The analogy of plants that bear fruit that teach us about the spiritual life is a common theme in the Bible.  In today’s Gospel, Jesus uses His famous vine and branches teaching. At the Last Supper, Jesus tells the disciples that He is the vine and all who follow Him are the branches, and the Father is the vine grower. All branches that fail to bear fruit will be cut off from the vine and thrown into the fire. All branches that do bear fruit are pruned by the Father so that more fruit can be borne. Jesus tells us that in order to bear fruit for the Father, we must remain in Him as branches stay attached to a vine. And if we do so, His words will continue to prune us so that we can bear fruit. 

This image is very famous and is simple enough to understand. Many of us understand that it is in Jesus that we can know, love, and serve God. However, there is a crisis of fruit being borne in the American church today. This is evident by the multitude of statistics surrounding the Catholic faithful participating in the Body of Christ (both the community and the Eucharist). Where is the disconnect?

It comes in our watered down version of what it means to remain in Jesus and to hear his Word. At some point in recent history, many Catholics have accepted the notion that a relationship with Jesus as simply: Jesus died and rose again for me, thus as long as I go to mass and refrain from sin as best I can (going to confession when appropriate), I have the license to live my life however I would like. While it is true that a life in Jesus gives us a life in freedom, it is not a free pass to do whatever we would like without sin. Rather, it is a freedom from sin so that we can do the will of the Father which encompasses so much more than not sinning. Yet many church communities are marked by many families who make the effort to go to mass each week, but aside from that, are reassured that this box has been checked and go about their lives without any understanding there is a deeper spiritual life waiting for them. 

How do we know that there is more? We have only to look at the words of this Sunday’s gospel. The vine grower (the Father) takes away the branches that do not bear fruit and prunes the branches that do. The branches that are taken away and burned are those that have no intention of remaining in Jesus. The branches that do bear fruit are faithful Christians who God desires to prune. Pruning occurs when branches (both good and bad) are cleared away to make room for more fruitful branches to grow. That means God intentionally invites good, faithful Christians to eliminate things from their life (EVEN GOOD THINGS), to make way for other, more fruitful branches to grow. This is the challenge of the rich young man. He follows all the commandments, but knows there is more. Jesus tries to bring him deeper into the spiritual life by pruning away the material goods in his life in exchange for greater spiritual goods to grow. Yet, he goes away sad. 
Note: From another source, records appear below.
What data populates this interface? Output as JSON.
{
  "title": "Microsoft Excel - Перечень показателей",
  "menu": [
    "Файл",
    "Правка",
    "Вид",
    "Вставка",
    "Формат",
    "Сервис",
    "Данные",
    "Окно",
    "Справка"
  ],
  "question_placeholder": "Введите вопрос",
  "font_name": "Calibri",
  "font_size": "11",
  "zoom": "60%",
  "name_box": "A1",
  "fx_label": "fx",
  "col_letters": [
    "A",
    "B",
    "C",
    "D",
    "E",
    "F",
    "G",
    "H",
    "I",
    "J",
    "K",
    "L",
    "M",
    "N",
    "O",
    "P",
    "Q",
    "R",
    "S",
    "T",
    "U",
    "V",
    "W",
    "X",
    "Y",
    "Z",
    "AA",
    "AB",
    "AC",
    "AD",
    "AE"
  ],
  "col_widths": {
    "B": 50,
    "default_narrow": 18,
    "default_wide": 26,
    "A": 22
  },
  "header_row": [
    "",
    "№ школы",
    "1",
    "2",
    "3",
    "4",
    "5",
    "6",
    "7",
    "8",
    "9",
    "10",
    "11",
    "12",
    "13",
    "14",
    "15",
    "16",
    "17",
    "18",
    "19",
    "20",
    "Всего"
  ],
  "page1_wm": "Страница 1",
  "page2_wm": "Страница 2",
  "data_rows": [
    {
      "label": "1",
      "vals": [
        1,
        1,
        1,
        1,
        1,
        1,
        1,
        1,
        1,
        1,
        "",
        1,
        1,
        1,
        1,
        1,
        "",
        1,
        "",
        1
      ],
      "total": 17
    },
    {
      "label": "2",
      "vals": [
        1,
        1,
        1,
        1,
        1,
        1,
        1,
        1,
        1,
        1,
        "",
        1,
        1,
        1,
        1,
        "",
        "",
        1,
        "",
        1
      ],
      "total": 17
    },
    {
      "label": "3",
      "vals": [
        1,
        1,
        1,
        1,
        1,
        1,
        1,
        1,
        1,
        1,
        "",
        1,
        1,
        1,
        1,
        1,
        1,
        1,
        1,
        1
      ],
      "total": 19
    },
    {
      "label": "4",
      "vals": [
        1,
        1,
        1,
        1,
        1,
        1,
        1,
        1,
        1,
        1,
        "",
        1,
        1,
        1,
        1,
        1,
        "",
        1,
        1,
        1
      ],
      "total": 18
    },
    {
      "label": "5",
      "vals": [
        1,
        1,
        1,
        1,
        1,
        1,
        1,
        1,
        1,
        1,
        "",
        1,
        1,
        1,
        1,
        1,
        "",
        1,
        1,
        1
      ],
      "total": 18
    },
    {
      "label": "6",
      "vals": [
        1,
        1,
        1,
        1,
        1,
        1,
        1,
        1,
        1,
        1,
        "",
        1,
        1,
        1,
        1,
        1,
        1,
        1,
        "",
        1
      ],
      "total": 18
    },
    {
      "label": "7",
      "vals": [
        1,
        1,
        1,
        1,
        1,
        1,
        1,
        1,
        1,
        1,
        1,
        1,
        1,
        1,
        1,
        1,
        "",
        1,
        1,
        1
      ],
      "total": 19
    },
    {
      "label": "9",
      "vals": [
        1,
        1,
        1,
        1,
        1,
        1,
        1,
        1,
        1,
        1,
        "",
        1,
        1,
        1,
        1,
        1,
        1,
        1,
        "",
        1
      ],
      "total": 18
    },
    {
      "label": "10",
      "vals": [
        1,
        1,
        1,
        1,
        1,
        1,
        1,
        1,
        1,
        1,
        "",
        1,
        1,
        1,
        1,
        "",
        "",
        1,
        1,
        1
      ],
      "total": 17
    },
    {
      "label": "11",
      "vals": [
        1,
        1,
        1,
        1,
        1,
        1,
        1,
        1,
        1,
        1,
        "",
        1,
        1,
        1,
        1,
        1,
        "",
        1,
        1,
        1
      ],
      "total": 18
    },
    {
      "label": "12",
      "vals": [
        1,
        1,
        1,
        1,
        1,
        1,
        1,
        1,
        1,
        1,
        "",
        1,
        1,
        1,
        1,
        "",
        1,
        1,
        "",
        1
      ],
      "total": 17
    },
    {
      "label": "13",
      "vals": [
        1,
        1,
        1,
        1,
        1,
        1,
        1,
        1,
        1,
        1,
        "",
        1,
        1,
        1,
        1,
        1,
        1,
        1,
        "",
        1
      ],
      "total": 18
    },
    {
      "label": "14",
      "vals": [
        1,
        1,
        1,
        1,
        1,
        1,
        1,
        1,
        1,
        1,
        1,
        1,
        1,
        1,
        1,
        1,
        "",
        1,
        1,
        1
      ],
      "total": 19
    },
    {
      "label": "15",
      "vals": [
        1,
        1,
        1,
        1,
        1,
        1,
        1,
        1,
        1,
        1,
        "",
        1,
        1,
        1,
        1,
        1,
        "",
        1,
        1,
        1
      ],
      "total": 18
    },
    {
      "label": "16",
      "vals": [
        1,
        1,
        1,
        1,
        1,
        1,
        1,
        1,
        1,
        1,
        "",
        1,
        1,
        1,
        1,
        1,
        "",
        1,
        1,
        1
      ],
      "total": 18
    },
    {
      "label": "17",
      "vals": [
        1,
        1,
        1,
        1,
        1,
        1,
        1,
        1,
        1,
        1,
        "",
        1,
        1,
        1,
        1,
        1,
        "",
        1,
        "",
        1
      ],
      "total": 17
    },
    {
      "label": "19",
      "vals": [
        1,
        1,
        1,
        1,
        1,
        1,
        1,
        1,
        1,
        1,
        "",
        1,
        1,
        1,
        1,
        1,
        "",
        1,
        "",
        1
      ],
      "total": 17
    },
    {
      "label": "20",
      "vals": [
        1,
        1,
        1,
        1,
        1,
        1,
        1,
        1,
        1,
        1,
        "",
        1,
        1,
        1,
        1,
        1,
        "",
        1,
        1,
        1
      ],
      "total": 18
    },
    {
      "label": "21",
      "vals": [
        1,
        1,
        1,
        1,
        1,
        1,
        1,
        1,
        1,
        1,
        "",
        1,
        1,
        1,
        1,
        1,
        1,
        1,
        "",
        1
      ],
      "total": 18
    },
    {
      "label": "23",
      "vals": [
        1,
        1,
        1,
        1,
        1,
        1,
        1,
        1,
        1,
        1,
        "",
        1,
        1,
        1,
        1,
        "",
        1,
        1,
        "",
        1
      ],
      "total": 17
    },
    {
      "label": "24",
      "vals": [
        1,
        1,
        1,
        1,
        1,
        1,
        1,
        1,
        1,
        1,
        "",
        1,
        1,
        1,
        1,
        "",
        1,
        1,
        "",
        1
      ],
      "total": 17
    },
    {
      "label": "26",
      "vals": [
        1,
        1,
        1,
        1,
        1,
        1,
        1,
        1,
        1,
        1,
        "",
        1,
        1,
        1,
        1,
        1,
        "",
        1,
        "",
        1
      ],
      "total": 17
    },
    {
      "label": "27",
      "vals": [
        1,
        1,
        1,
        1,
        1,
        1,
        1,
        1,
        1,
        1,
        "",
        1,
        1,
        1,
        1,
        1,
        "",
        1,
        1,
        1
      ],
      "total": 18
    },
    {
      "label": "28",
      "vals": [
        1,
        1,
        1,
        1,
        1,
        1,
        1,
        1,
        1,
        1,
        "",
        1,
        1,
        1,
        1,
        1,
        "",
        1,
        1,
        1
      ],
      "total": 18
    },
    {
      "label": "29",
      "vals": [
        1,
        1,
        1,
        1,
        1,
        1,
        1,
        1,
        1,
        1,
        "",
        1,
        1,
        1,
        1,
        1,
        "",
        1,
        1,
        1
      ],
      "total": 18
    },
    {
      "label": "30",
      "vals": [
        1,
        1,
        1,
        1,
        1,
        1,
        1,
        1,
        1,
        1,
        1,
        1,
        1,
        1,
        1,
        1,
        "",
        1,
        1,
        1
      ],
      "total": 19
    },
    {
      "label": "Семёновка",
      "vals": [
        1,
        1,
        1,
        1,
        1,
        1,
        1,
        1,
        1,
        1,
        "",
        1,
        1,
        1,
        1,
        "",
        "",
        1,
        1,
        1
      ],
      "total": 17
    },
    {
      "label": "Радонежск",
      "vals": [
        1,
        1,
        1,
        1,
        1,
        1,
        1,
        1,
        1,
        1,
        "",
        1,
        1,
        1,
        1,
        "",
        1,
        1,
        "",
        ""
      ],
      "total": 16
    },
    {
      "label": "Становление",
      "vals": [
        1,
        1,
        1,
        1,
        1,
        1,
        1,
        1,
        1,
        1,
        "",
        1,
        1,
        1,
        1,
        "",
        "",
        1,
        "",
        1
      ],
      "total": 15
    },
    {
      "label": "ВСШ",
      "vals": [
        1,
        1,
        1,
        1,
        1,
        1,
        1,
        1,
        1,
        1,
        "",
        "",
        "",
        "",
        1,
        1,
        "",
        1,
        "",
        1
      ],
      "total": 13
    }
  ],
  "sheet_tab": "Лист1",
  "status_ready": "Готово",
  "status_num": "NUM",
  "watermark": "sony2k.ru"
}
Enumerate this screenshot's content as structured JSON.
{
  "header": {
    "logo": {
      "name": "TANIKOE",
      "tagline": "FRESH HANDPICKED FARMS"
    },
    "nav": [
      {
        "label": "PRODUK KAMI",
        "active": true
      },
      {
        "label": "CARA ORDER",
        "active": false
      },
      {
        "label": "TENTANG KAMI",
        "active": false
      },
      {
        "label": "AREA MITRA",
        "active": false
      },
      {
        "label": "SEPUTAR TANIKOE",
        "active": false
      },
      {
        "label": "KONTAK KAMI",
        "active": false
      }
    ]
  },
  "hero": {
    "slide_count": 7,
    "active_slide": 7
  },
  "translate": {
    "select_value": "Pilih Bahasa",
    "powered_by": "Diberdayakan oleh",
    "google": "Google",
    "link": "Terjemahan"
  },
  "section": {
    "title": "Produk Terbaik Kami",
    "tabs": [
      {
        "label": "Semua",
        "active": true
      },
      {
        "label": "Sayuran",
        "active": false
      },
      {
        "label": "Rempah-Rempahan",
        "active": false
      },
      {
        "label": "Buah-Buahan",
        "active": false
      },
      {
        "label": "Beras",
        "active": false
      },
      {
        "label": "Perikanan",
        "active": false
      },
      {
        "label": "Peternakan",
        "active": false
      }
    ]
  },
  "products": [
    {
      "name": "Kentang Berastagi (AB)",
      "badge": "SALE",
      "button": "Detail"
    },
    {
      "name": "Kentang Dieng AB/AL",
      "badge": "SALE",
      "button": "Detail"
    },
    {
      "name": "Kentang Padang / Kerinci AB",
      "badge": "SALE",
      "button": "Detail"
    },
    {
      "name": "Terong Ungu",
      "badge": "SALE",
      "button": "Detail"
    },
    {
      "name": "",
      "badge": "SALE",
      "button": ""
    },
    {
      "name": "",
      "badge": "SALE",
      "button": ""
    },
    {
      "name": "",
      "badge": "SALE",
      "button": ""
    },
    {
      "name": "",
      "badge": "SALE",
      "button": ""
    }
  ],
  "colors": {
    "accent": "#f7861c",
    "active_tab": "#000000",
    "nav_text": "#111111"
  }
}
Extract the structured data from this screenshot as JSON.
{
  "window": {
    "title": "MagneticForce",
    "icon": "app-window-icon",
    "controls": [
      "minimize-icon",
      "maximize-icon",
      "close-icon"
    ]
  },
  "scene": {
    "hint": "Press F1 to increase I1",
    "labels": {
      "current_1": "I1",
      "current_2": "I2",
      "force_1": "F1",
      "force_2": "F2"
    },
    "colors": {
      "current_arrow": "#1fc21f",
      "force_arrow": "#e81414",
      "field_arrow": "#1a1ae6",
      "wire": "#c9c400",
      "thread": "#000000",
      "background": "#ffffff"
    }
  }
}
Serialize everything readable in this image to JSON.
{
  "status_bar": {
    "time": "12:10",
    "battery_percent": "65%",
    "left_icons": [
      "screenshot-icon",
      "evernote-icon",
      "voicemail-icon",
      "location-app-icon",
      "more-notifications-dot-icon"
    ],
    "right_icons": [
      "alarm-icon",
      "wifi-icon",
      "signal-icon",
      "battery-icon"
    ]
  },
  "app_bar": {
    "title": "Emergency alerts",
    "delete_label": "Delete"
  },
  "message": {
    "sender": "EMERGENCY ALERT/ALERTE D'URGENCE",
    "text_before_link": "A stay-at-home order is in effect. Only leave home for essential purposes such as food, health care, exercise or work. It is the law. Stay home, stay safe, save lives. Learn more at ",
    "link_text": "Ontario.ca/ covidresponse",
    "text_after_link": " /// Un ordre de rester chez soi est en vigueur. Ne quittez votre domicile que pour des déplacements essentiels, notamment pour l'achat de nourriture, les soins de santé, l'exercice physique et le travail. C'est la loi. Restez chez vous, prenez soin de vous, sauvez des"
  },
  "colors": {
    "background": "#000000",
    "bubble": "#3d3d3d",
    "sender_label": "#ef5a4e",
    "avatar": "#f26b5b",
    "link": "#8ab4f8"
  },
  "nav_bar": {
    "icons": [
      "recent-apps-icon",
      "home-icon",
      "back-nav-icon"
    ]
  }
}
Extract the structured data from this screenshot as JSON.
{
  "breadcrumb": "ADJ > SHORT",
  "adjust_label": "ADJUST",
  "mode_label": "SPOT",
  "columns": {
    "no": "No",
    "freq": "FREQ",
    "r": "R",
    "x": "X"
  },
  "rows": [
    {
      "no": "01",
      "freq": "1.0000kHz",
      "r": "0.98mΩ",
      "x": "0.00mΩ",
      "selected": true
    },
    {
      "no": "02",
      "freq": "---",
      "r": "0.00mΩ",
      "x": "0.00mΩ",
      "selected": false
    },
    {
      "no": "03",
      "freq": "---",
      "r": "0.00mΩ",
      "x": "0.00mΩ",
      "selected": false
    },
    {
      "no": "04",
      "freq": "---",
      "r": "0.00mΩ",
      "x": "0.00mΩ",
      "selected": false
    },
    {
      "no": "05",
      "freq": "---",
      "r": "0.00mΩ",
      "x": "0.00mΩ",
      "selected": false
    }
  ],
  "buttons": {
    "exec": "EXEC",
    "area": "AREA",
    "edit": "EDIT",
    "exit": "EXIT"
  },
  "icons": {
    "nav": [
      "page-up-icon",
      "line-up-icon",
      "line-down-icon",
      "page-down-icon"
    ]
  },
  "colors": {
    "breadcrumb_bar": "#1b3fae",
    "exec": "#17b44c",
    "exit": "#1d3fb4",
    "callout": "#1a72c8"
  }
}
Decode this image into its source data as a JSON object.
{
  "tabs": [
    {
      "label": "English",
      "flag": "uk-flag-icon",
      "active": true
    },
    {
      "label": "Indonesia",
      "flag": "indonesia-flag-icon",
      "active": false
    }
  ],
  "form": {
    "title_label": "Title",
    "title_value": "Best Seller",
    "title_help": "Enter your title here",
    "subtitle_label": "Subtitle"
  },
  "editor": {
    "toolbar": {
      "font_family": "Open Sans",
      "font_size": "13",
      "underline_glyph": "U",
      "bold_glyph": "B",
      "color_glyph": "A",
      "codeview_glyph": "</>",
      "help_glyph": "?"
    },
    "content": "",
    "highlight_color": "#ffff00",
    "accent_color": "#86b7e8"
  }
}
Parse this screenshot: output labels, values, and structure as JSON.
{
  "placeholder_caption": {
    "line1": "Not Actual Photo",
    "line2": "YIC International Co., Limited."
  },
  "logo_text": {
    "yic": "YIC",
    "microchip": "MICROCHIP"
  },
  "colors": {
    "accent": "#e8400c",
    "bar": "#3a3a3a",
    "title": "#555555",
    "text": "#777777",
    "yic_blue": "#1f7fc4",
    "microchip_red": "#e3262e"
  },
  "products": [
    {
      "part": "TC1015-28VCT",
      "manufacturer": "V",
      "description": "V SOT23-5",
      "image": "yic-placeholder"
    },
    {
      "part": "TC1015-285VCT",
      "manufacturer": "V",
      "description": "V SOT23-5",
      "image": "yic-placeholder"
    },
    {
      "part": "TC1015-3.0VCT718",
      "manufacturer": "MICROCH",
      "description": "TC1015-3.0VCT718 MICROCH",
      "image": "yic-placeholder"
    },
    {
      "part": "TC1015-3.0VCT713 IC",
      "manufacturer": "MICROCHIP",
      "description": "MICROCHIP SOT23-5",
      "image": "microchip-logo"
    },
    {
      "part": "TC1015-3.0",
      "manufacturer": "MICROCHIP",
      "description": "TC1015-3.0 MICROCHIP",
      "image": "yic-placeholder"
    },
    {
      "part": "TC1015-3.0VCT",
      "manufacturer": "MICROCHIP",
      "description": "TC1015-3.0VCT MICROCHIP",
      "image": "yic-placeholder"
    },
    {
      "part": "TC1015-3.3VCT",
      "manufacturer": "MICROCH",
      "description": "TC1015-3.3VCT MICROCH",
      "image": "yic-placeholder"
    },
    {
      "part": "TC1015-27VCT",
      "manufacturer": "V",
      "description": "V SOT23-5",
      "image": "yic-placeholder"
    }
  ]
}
This is the state of our Church today. We are satisfied with a moralism of following the commandments (which is essential to the life of a Christian and bears fruit). However, we are too scared or ignorant of how to take the next step in our relationship with God. For more fruit to grow, we have to allow God to prune away even good things. This is what it means to imitate Jesus. This is what it means to bear good fruit. This is what it means to follow God’s will. God is waiting to replace the good temporal things in our life with great eternal things. It is up to us to listen to the will of God, and allow the pruning of the Father to take us deeper.